The University of British Columbia has dropped its electronic waste recycler, saying it is concerned about whether it was ethically disposing of computers and other technology.
Genesis Recycling Ltd. had been UBC’s e-waste recycler for three years. But the university is unconvinced by its assurances that material isn’t being shipped and dumped abroad hazardously.
Christian Beaudrie, outreach co-ordinator for UBC Waste Management, said the company does not have a strong auditing process and lacks transparency around its dumping protocol. “We’re absolutely not comfortable with staying with the [program]…for that reason,” said Beaudrie.
Genesis has denied UBC’s assertions and insisted it is meeting the guidelines for ethical recycling. “We’re pretty proud of how we handle e-waste here,” said Doug Surtees, the company’s general manager.
“We’re under a lot of scrutiny, we’ve passed all our audits and inspections with flying colours,” he said.
Genesis is a provincially approved recycler with the Western Canada Computer Industry Association (WCCIA), a non-profit society that oversees a voluntary industry certification program to safely dispose of electronics.
But the university sought written assurances of safe disposal and an impartial audit of Genesis’ practices, said Beaudrie. When Genesis would not cooperate, UBC looked elsewhere.
“We’ve given them an adequate chance to prove that they’re handing these things the right way and they’ve failed to do that,” said Beaudrie.
Related: How Canada tackles e-waste
Concerns have arisen in recent years that some Canadian companies are illegally shipping used electronics to such countries as China, India, Nigeria and Ghana, where they are broken down in unsafe conditions for their raw components, many of them toxic. The process poses a severe health risk and environmental damage.
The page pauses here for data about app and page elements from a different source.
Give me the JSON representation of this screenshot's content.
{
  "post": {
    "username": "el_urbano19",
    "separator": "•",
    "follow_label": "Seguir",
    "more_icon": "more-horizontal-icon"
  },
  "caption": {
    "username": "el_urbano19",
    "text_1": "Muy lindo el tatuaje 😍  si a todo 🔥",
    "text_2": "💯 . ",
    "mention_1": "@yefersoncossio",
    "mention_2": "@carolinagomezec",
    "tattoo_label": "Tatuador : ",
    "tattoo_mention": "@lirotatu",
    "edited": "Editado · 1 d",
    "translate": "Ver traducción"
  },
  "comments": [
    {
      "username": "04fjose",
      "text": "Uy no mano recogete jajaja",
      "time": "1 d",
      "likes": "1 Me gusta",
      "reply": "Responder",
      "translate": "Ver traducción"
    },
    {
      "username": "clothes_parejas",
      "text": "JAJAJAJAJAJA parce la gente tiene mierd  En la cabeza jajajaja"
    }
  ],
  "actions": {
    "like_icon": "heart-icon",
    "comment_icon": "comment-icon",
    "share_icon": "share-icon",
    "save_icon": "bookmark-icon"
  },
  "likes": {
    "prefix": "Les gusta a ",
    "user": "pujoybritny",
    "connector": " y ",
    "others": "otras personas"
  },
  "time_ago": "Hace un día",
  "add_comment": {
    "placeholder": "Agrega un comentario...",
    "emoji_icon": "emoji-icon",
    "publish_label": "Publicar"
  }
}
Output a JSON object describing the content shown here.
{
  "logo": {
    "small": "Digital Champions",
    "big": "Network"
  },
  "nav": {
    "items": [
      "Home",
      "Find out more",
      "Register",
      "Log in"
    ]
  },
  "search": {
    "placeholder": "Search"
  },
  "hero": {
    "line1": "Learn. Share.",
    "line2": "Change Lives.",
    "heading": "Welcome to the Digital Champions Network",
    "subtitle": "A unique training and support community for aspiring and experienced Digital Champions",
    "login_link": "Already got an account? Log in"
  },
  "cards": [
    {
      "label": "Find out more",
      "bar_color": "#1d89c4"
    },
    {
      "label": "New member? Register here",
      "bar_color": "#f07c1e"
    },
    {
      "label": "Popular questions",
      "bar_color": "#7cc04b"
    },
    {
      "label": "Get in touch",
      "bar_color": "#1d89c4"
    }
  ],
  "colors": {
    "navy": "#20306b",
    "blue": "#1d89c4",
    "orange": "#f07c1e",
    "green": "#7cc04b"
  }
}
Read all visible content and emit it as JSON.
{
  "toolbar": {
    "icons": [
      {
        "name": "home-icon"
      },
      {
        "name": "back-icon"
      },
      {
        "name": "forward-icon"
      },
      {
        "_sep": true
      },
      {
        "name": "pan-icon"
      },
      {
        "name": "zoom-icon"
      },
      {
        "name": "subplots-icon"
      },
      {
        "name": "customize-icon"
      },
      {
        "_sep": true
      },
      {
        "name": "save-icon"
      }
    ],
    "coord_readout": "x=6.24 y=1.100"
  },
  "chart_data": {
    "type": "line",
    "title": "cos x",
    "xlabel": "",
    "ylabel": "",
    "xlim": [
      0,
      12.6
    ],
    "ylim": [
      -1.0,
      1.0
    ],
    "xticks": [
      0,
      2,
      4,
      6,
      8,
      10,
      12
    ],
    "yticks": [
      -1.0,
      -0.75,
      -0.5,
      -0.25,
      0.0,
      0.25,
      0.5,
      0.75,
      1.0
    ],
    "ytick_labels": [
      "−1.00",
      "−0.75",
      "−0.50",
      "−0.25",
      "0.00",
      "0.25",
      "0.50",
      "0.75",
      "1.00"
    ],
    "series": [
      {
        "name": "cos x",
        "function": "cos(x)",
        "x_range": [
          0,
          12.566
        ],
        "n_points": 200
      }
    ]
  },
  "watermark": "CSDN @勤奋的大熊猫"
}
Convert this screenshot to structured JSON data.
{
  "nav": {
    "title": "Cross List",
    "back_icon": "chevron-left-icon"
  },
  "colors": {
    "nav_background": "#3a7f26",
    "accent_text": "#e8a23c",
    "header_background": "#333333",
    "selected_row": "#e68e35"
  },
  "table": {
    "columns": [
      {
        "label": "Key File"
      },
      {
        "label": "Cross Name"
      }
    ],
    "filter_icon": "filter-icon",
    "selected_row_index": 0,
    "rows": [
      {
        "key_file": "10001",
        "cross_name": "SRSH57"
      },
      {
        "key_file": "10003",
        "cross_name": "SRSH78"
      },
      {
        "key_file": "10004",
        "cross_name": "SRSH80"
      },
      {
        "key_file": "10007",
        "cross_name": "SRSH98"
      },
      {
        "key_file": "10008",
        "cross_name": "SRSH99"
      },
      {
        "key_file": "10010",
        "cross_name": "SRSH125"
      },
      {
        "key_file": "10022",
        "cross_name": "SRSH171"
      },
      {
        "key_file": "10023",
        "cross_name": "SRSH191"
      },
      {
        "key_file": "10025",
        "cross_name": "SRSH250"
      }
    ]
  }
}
“It’s just terrible to even imagine feeding that process and putting that many people in harm’s way,” said Beaudrie.
Free Geek Vancouver, a non-profit e-waste recycler, estimates that Canada produces 140,000 tons of electronic waste per year, the equivalent of 5.6 million computers. Eighty per cent of this waste is making it overseas. Canada is a signatory to a 1992 United Nations treaty that made it illegal to ship e-waste overseas.
E-waste problems exposed
CBC News recently exposed that shipments of Canadian e-waste was being sent to China from two British Columbia companies that tout safe disposal, Technotrash and Electronics-recycling.com. Technotrash, like Genesis, is a member of the WCCIA.
Surtees said Genesis is in the midst of undergoing the auditing process to become a member of another industry recycling certification program in BC – one of two in the province – the Electronic Stewardship Program of BC (ESABC).
“We knew we would have to make some changes, we didn’t want to give them document that would be out of date in a month. We haven’t gotten anything back from the auditor yet,” said Surtees, who expects the audit back soon.
UBC is looking at Free Geek Vancouver, Simon Fraser University’s e-waste recycler, and Encorp Pacific as possible e-waste recycling companies.